:: Data provided
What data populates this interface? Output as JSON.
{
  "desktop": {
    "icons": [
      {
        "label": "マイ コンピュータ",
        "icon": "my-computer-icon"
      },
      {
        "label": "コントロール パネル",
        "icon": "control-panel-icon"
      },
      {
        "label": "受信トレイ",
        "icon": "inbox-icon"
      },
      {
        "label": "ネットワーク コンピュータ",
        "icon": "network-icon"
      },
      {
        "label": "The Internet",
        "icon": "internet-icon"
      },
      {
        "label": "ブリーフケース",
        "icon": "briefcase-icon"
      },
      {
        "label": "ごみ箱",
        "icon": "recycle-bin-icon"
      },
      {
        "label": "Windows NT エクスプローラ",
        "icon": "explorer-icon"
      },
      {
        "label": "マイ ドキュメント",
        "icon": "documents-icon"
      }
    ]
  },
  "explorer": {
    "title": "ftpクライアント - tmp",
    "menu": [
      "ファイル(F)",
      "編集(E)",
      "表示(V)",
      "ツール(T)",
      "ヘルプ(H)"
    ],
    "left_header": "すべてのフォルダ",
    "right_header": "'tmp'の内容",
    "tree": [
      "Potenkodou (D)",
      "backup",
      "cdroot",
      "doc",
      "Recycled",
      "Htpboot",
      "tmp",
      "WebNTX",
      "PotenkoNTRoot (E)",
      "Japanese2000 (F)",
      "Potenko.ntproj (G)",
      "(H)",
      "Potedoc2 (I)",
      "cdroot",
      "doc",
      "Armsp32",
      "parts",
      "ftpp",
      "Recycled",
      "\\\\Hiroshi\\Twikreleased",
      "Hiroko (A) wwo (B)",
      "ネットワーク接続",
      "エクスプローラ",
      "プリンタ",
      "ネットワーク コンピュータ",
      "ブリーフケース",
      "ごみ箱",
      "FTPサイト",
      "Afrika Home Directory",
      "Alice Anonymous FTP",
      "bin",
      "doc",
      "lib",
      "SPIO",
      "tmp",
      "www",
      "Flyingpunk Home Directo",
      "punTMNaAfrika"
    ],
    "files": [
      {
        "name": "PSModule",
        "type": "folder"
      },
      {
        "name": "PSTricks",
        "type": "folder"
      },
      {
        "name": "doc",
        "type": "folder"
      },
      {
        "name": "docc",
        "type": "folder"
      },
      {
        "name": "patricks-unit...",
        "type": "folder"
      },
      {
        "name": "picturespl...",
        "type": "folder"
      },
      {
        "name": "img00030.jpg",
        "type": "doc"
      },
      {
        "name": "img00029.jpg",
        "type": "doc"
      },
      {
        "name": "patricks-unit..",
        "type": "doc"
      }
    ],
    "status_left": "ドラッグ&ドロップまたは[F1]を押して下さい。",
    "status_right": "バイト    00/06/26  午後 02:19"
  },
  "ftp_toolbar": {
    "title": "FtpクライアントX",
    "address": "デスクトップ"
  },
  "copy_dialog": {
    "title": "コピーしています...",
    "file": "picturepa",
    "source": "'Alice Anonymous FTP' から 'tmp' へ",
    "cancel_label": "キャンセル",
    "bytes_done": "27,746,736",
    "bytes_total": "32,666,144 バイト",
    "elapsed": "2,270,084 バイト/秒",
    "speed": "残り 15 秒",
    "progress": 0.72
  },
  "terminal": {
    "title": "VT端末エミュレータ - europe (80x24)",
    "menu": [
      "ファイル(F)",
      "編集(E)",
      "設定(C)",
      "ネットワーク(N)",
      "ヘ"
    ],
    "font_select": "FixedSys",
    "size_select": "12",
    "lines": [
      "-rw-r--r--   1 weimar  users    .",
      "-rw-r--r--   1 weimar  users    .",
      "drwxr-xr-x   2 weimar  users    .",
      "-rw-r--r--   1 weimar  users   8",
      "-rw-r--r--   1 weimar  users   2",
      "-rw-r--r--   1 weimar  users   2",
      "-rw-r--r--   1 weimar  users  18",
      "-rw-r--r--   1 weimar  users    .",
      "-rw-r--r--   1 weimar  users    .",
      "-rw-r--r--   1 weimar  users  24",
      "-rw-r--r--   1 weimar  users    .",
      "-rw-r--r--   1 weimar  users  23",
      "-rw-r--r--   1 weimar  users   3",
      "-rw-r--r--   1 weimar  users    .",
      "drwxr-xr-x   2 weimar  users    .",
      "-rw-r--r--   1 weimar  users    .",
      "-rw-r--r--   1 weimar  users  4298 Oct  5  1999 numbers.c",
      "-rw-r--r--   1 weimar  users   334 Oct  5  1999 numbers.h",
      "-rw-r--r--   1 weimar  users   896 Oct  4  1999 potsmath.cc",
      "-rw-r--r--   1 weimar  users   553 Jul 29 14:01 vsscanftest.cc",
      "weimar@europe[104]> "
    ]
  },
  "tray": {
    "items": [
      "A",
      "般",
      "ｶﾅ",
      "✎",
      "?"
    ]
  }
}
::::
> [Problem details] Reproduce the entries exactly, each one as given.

> [Worked solution]
What data populates this interface? Output as JSON.
{
  "desktop": {
    "icons": [
      {
        "label": "マイ コンピュータ",
        "icon": "my-computer-icon"
      },
      {
        "label": "コントロール パネル",
        "icon": "control-panel-icon"
      },
      {
        "label": "受信トレイ",
        "icon": "inbox-icon"
      },
      {
        "label": "ネットワーク コンピュータ",
        "icon": "network-icon"
      },
      {
        "label": "The Internet",
        "icon": "internet-icon"
      },
      {
        "label": "ブリーフケース",
        "icon": "briefcase-icon"
      },
      {
        "label": "ごみ箱",
        "icon": "recycle-bin-icon"
      },
      {
        "label": "Windows NT エクスプローラ",
        "icon": "explorer-icon"
      },
      {
        "label": "マイ ドキュメント",
        "icon": "documents-icon"
      }
    ]
  },
  "explorer": {
    "title": "ftpクライアント - tmp",
    "menu": [
      "ファイル(F)",
      "編集(E)",
      "表示(V)",
      "ツール(T)",
      "ヘルプ(H)"
    ],
    "left_header": "すべてのフォルダ",
    "right_header": "'tmp'の内容",
    "tree": [
      "Potenkodou (D)",
      "backup",
      "cdroot",
      "doc",
      "Recycled",
      "Htpboot",
      "tmp",
      "WebNTX",
      "PotenkoNTRoot (E)",
      "Japanese2000 (F)",
      "Potenko.ntproj (G)",
      "(H)",
      "Potedoc2 (I)",
      "cdroot",
      "doc",
      "Armsp32",
      "parts",
      "ftpp",
      "Recycled",
      "\\\\Hiroshi\\Twikreleased",
      "Hiroko (A) wwo (B)",
      "ネットワーク接続",
      "エクスプローラ",
      "プリンタ",
      "ネットワーク コンピュータ",
      "ブリーフケース",
      "ごみ箱",
      "FTPサイト",
      "Afrika Home Directory",
      "Alice Anonymous FTP",
      "bin",
      "doc",
      "lib",
      "SPIO",
      "tmp",
      "www",
      "Flyingpunk Home Directo",
      "punTMNaAfrika"
    ],
    "files": [
      {
        "name": "PSModule",
        "type": "folder"
      },
      {
        "name": "PSTricks",
        "type": "folder"
      },
      {
        "name": "doc",
        "type": "folder"
      },
      {
        "name": "docc",
        "type": "folder"
      },
      {
        "name": "patricks-unit...",
        "type": "folder"
      },
      {
        "name": "picturespl...",
        "type": "folder"
      },
      {
        "name": "img00030.jpg",
        "type": "doc"
      },
      {
        "name": "img00029.jpg",
        "type": "doc"
      },
      {
        "name": "patricks-unit..",
        "type": "doc"
      }
    ],
    "status_left": "ドラッグ&ドロップまたは[F1]を押して下さい。",
    "status_right": "バイト    00/06/26  午後 02:19"
  },
  "ftp_toolbar": {
    "title": "FtpクライアントX",
    "address": "デスクトップ"
  },
  "copy_dialog": {
    "title": "コピーしています...",
    "file": "picturepa",
    "source": "'Alice Anonymous FTP' から 'tmp' へ",
    "cancel_label": "キャンセル",
    "bytes_done": "27,746,736",
    "bytes_total": "32,666,144 バイト",
    "elapsed": "2,270,084 バイト/秒",
    "speed": "残り 15 秒",
    "progress": 0.72
  },
  "terminal": {
    "title": "VT端末エミュレータ - europe (80x24)",
    "menu": [
      "ファイル(F)",
      "編集(E)",
      "設定(C)",
      "ネットワーク(N)",
      "ヘ"
    ],
    "font_select": "FixedSys",
    "size_select": "12",
    "lines": [
      "-rw-r--r--   1 weimar  users    .",
      "-rw-r--r--   1 weimar  users    .",
      "drwxr-xr-x   2 weimar  users    .",
      "-rw-r--r--   1 weimar  users   8",
      "-rw-r--r--   1 weimar  users   2",
      "-rw-r--r--   1 weimar  users   2",
      "-rw-r--r--   1 weimar  users  18",
      "-rw-r--r--   1 weimar  users    .",
      "-rw-r--r--   1 weimar  users    .",
      "-rw-r--r--   1 weimar  users  24",
      "-rw-r--r--   1 weimar  users    .",
      "-rw-r--r--   1 weimar  users  23",
      "-rw-r--r--   1 weimar  users   3",
      "-rw-r--r--   1 weimar  users    .",
      "drwxr-xr-x   2 weimar  users    .",
      "-rw-r--r--   1 weimar  users    .",
      "-rw-r--r--   1 weimar  users  4298 Oct  5  1999 numbers.c",
      "-rw-r--r--   1 weimar  users   334 Oct  5  1999 numbers.h",
      "-rw-r--r--   1 weimar  users   896 Oct  4  1999 potsmath.cc",
      "-rw-r--r--   1 weimar  users   553 Jul 29 14:01 vsscanftest.cc",
      "weimar@europe[104]> "
    ]
  },
  "tray": {
    "items": [
      "A",
      "般",
      "ｶﾅ",
      "✎",
      "?"
    ]
  }
}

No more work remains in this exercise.